Though gyms and yoga centres threw open their doors in August as part of ‘Unlock Phase 3’, not everyone wanted to risk it. “The safety protocols were in place, but I didn’t want to take that risk,” says Jamshed. Instead, he started working out at home. “Initially, it was difficult to motivate myself. But gradually, it began to work for me,” he says.
From ‘One Mile Walks’ on YouTube to meditation and yoga, a number of people have rediscovered different aspects of fitness over the past nine months.
However, most gyms and fitness centres have transitioned online to great results. The Quad, Chennai, has been training over 600 people online from different parts of the country and outside. Over 200 people signed up with The Quad during the pandemic. One among the first gyms to shut down (before the lockdown was announced), The Quad has built an online community over the past nine months. It organised virtual boot camps that participants enjoyed. The sessions were live, where people could train just as they would in the gym. Through fitness challenges and Whatsapp/ Zoom calls, the team kept developing fun ways to engage with clients.
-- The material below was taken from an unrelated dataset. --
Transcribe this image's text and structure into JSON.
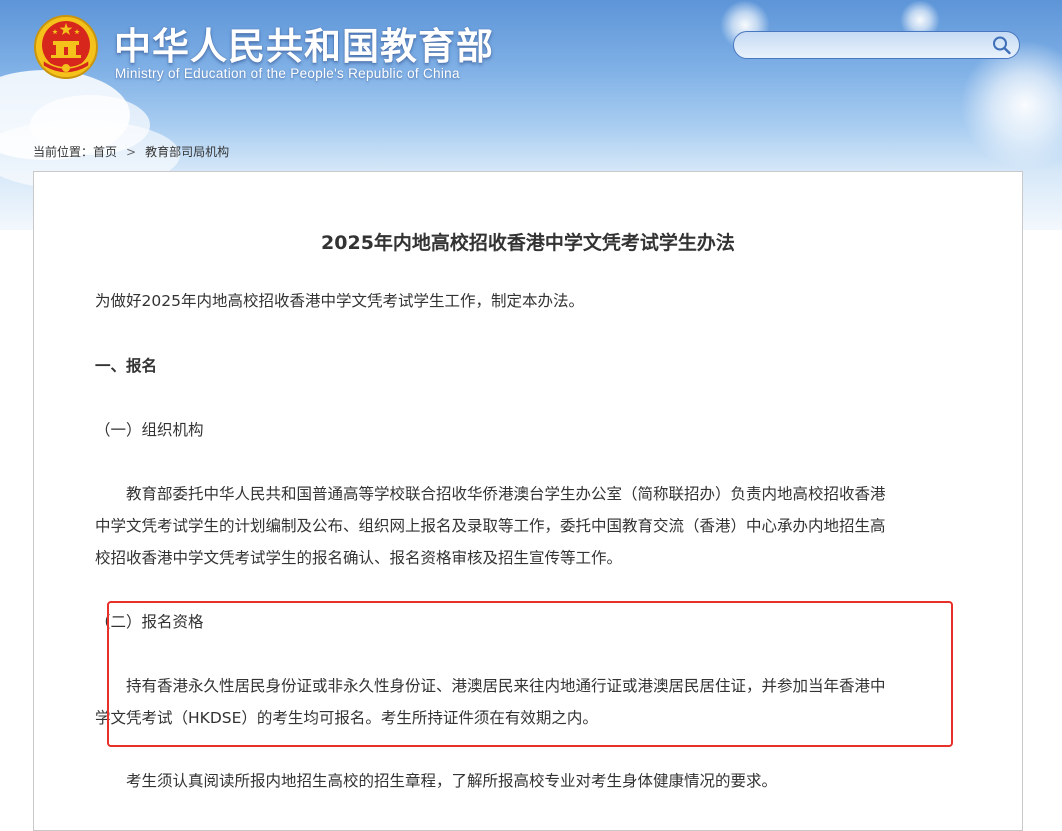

“I, personally, would have dismissed coaching online two years ago. But now, the perspective has changed completely. We learn that coaching in-person is not the only way. Virtual has its advantages as it is less intimidating, for one. You are in your own space, to start with,” says Arvind Ashok, co-founder of The Quad. The opportunity has also helped reach out to more people. “Now, expansion does not mean in the physical space alone. It opens up the whole world,” he says. The Quad is set to reopen on January 4, but at least for a year, it will be in the virtual space as well. “We are in it for the long haul,” adds Arvind.
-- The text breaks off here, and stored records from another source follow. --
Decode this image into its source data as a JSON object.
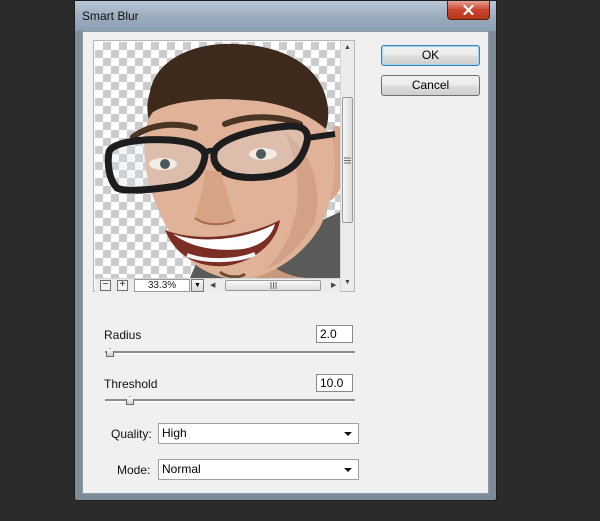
{
  "window": {
    "title": "Smart Blur"
  },
  "buttons": {
    "ok_label": "OK",
    "cancel_label": "Cancel"
  },
  "preview": {
    "zoom": "33.3%"
  },
  "radius": {
    "label": "Radius",
    "value": "2.0",
    "slider_position": 0.02
  },
  "threshold": {
    "label": "Threshold",
    "value": "10.0",
    "slider_position": 0.1
  },
  "quality": {
    "label": "Quality:",
    "selected": "High"
  },
  "mode": {
    "label": "Mode:",
    "selected": "Normal"
  },
  "colors": {
    "default_button_border": "#3c7fb1",
    "close_button": "#c8452e",
    "titlebar": "#9aabbd"
  }
}
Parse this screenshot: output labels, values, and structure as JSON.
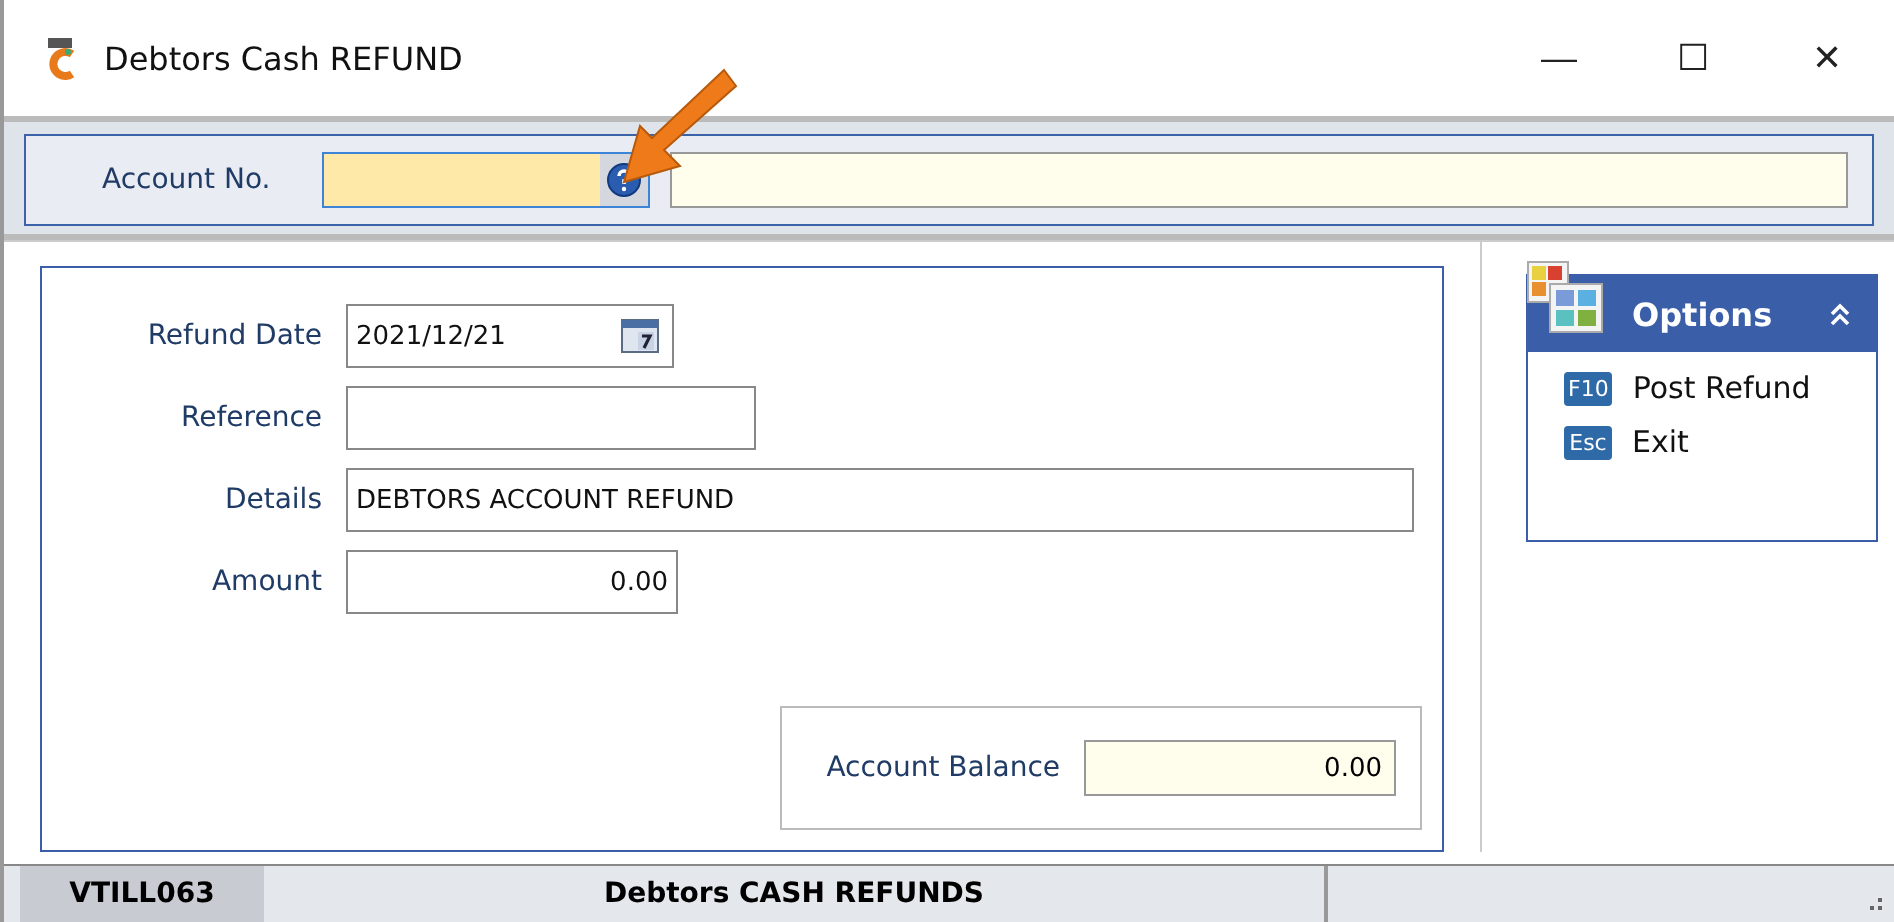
{
  "window": {
    "title": "Debtors Cash REFUND",
    "controls": [
      "—",
      "☐",
      "✕"
    ]
  },
  "account": {
    "label": "Account No."
  },
  "form": {
    "fields": [
      {
        "label": "Refund Date",
        "value": "2021/12/21",
        "kind": "date"
      },
      {
        "label": "Reference",
        "kind": "text"
      },
      {
        "label": "Details",
        "value": "DEBTORS ACCOUNT REFUND",
        "kind": "text"
      },
      {
        "label": "Amount",
        "value": "0.00",
        "kind": "amount"
      }
    ],
    "balance": {
      "label": "Account Balance",
      "value": "0.00"
    }
  },
  "options": {
    "title": "Options",
    "items": [
      {
        "key": "F10",
        "label": "Post Refund"
      },
      {
        "key": "Esc",
        "label": "Exit"
      }
    ]
  },
  "status_bar": {
    "code": "VTILL063",
    "title": "Debtors CASH REFUNDS"
  }
}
Even those who were apprehensive of virtual fitness programmes have now started signing up, especially in Tier II and Tier III cities, says Rajiv Ambat, founder of NuvoVivo, an online centre for obesity, lifestyle disorders and research. “Unlike in a large city such as Mumbai, where virtual sessions are a practical choice, people in smaller cities always preferred to drive to their gyms. Now, that has changed,” says Rajiv, who has seen an increase in the number of new admissions. “Psychologically, too, the pandemic has put everyone under stress. Staying healthy has become all the more important now,” he adds.
Rahib Mohammed also known as Bheegaran
Yoga practitioner Sudakshna Thampi is not sure she would go back to her studio in Kochi even after the pandemic. “Online classes have worked out surprisingly well for us. And the feedback I get from my students has been very encouraging,” she says. She has got a number of new students in the past nine months and she takes care to see that they are coping well. “I do repetitions with them, give corrections and I do the asanas along with them,” says Sudakshna. “The best thing is that you can get the same experience of being in the studio while in the comfort of your home.”
Even those who were averse to doing yoga online have taken to it well, she observes. It has become a more participative experience, says Sudakshna. “I have students who take the classes with their pets or children,” she says. They have a Whatsapp group, which is very active, too. “This is where we have discussions on yoga and wellness. Even though we are not meeting at the studio, we motivate each other and exchange notes. This is a kind of community building that transcends geographical borders,” she says.
Rahib Mohammed, who is better known as Bheegaran, has close to 15,000 followers on Instagram. A lifestyle coach, Bheegaran through his ongoing #my21withbheegaran on Instagram has built ‘The Bhee Fit’ community, which helps people achieve their fitness goals. Through an assortment of routines including push-ups, pilates, planks, plunges, lifts, runs and kicks, spaced out across 21 days, the idea is to help people push their own boundaries.
“I started coaching online even before the pandemic, but my client conversions doubled after it. “COVID-19 made us realise the importance of immunity and the need to be fit,” Rahib says. The Bhee Fit community has people from all over the world across age groups. It has crossed 400 members and by New Year’s it plans to cross the 500 mark.
Rahib observes that more women have started to prioritise fitness. “I am proud to say that there are more women now who are making self-care a habit. For me, when I know that someone’s life has changed for the better, I am happy,” he adds.